Does your organisation have any of the following goals in its use of data and analytics? A diffusion of knowledge across all levels of staff. Productivity improvements resulting from self-optimisation against group benchmarks. Reduced management intervention, but increased oversight and visibility of processes.
Sounds like the strategy for any data-driven business engaged in the digitisation of its practices, doesn’t it? Now consider this from a different perspective. Constant scoring and critical notes on performance from an unseen supervisor. Every action tracked and measured, including comfort breaks. Fixed processes that do not allow for discretion or human variability.
The first view dates from between 1788 and 1793 and is the description by Jeremy Bentham of the ideal prison. In this panopticon, all prisoners would be visible from a central point occupied by wardens who would not themselves be visible. Conscious that they were under constant scrutiny, the behaviour of those criminals would improve, leading to a reduction in the need to use punishment. As Bentham wrote, it would provide “a new mode of obtaining power of mind over mind, in a quantity hitherto without example.”
The second example stems from a Health and Safety Executive report into working conditions in call centre in 2004. It dubbed these workplaces the new “dark satanic mills” because of their impact on staff, from low job satisfaction through to poor mental health.
Fast forward to 2018 and the extent to which workplace technology has further enabled this level of scrutiny by management of its workforce. HR analytics is a growth area which embraces not just recruitment and employee retention, but can cover technologies such as workplace trackers like those patented by Amazon for use in its warehouses and even keystroke logging.
The risk is that they lead to a culture in which workers are viewed as little more than parts of a machine.
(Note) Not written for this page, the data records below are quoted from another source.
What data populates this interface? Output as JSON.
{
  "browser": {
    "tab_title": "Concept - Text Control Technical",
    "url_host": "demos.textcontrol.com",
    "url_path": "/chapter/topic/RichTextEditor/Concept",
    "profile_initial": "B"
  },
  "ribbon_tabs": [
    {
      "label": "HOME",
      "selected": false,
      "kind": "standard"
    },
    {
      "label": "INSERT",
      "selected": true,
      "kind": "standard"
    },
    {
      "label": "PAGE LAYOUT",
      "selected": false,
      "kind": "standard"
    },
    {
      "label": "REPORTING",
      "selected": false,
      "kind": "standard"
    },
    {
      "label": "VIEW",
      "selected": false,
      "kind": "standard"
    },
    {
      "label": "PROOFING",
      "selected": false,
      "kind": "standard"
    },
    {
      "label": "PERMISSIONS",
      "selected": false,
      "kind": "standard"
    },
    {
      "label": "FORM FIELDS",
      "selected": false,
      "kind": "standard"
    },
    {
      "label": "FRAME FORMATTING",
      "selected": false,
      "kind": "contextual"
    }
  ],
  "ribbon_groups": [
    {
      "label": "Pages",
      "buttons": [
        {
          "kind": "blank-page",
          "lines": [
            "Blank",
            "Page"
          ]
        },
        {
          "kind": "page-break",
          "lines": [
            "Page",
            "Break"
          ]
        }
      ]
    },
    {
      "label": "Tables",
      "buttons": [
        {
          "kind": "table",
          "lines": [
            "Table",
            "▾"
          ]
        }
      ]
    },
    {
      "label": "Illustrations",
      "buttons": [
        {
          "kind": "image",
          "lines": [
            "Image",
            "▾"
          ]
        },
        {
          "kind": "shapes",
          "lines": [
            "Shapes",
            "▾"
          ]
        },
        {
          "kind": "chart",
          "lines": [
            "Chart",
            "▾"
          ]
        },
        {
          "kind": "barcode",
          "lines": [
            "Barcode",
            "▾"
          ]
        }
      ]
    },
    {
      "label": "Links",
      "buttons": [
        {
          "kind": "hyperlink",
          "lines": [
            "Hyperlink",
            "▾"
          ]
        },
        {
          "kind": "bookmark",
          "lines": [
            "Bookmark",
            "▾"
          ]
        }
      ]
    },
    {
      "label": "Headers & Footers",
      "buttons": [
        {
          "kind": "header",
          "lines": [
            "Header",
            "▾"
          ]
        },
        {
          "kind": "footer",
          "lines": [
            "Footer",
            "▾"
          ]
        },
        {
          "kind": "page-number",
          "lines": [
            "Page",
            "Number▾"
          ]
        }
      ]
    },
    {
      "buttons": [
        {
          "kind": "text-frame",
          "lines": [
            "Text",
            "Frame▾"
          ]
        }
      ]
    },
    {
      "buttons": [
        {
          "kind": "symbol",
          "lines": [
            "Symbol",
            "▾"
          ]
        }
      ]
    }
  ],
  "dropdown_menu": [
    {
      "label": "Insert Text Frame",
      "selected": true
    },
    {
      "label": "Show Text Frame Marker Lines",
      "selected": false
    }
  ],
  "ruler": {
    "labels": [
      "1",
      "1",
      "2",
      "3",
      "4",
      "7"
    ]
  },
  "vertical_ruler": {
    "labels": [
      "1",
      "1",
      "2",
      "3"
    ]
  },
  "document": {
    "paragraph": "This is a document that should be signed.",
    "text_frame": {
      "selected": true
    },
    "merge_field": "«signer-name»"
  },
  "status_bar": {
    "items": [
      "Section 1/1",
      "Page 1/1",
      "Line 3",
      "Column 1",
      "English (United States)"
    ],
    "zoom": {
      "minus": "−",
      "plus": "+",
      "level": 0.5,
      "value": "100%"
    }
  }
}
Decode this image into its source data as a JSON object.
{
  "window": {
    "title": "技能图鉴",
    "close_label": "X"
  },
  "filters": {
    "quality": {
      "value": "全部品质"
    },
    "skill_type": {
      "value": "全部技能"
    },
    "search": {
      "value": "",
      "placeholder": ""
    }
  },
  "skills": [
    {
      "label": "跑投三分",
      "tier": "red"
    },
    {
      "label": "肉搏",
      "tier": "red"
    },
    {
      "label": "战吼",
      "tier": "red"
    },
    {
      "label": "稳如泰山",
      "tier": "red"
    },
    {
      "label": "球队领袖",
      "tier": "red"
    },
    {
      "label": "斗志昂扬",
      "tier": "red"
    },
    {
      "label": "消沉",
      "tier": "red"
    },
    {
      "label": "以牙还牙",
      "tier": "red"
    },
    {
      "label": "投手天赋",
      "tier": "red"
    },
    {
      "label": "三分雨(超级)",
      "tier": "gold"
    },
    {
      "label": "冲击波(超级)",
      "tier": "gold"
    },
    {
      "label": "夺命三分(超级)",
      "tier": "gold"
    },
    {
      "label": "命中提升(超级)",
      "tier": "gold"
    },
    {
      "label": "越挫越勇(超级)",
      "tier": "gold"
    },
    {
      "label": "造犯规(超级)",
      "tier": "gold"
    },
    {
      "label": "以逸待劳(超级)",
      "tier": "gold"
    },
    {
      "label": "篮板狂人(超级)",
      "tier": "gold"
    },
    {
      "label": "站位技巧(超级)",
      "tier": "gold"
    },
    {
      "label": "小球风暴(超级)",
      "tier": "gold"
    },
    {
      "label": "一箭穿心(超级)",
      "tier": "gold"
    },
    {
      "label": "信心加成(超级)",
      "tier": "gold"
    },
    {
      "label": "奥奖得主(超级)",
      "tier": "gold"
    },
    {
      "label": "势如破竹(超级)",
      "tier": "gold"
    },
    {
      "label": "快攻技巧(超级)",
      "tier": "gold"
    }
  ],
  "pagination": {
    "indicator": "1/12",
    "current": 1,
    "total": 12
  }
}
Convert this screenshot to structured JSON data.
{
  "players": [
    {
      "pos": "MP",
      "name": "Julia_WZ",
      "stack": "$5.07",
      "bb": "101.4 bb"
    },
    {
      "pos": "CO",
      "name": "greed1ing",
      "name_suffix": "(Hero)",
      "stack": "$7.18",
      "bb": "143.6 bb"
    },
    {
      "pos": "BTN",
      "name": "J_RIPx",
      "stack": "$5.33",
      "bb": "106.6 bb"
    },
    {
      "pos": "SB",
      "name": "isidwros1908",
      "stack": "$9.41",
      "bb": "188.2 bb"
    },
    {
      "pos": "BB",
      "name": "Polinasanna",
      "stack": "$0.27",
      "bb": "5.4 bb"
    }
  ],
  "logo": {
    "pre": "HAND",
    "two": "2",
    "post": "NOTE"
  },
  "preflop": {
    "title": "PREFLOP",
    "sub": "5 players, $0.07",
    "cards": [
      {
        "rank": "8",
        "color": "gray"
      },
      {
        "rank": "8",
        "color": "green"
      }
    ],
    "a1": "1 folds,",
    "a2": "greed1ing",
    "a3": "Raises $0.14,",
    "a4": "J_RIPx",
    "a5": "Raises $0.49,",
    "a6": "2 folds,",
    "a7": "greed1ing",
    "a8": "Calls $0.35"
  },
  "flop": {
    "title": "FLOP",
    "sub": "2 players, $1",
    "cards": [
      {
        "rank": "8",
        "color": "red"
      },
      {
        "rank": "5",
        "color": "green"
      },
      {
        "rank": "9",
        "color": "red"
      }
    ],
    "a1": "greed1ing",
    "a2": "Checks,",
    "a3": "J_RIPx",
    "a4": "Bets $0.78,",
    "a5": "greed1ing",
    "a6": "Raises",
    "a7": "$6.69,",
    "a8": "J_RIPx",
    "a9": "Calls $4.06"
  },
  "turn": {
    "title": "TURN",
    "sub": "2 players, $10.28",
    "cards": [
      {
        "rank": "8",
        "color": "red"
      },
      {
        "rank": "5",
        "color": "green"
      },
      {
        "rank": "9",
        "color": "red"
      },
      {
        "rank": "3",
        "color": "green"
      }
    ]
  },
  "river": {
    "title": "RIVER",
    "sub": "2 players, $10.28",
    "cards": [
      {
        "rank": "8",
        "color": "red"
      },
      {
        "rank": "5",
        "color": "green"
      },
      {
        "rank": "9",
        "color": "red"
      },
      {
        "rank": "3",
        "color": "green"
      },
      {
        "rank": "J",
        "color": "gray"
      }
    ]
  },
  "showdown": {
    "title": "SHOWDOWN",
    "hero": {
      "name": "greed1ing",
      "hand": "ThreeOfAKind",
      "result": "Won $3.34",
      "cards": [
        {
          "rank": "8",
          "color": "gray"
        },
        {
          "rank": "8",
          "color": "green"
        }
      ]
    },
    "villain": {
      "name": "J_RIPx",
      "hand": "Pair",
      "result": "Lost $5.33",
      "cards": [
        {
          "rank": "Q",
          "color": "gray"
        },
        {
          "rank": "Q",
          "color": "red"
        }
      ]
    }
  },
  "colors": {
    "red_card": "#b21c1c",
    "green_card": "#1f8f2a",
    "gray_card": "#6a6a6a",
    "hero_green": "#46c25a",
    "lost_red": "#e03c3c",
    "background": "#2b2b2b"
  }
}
Each of these technologies and uses of data may not seem particular sinister in themselves – workers have always been subject to oversight and measurement, whether it is a shopfloor foreman or call centre agent activity monitoring. Yet as these disparate data sets get sewn together as part of a bigger HR analytics play, the risk is that they lead to a culture in which workers are viewed as little more than parts of a machine – subject them to the right monitoring and impulses and the whole enterprise will become optimally efficient, even if that removes all sense of personal control, job satisfaction and even self-worth.
In case that seems too fanciful, then a conversation I had with a senior analytics practitioner employed in a call centre-based financial services company this week suggests it is not. The prevailing managerial culture there is one of distrust of staff and a conviction that they need to be constantly criticised and punished to keep them in line. So much so that, when the chief executive was due to go on holiiday, he planned to install CCTV to monitor the call centre without notifying staff.
If that shocks you – and it should – then it means you are on the right path towards a sense of data ethics. Increasingly, doing the right thing by employees, customers and other stakeholders, goes beyond checking what the law permits and into whether an action fits with the company’s values and the expectations of those involved with it. Data and analytics are at the heart of this new dimension since they provide the raw materials and tools through which both the right and wrong things can be done.
That’s why DataIQ Leaders is creating a new workshop around governance, regulation, compliance and ethics that will be available to members in 2019. It aligns with initiatives such as the UK’s Centre for Data Ethics and AI, which is intended to head-off any negative impacts that could emerge from this new world.
With digital technology and the data it creates potentially placing us all into a new panopticon, the time has come to define and constrain who gets to sit in the middle and decide what good and bad looks like.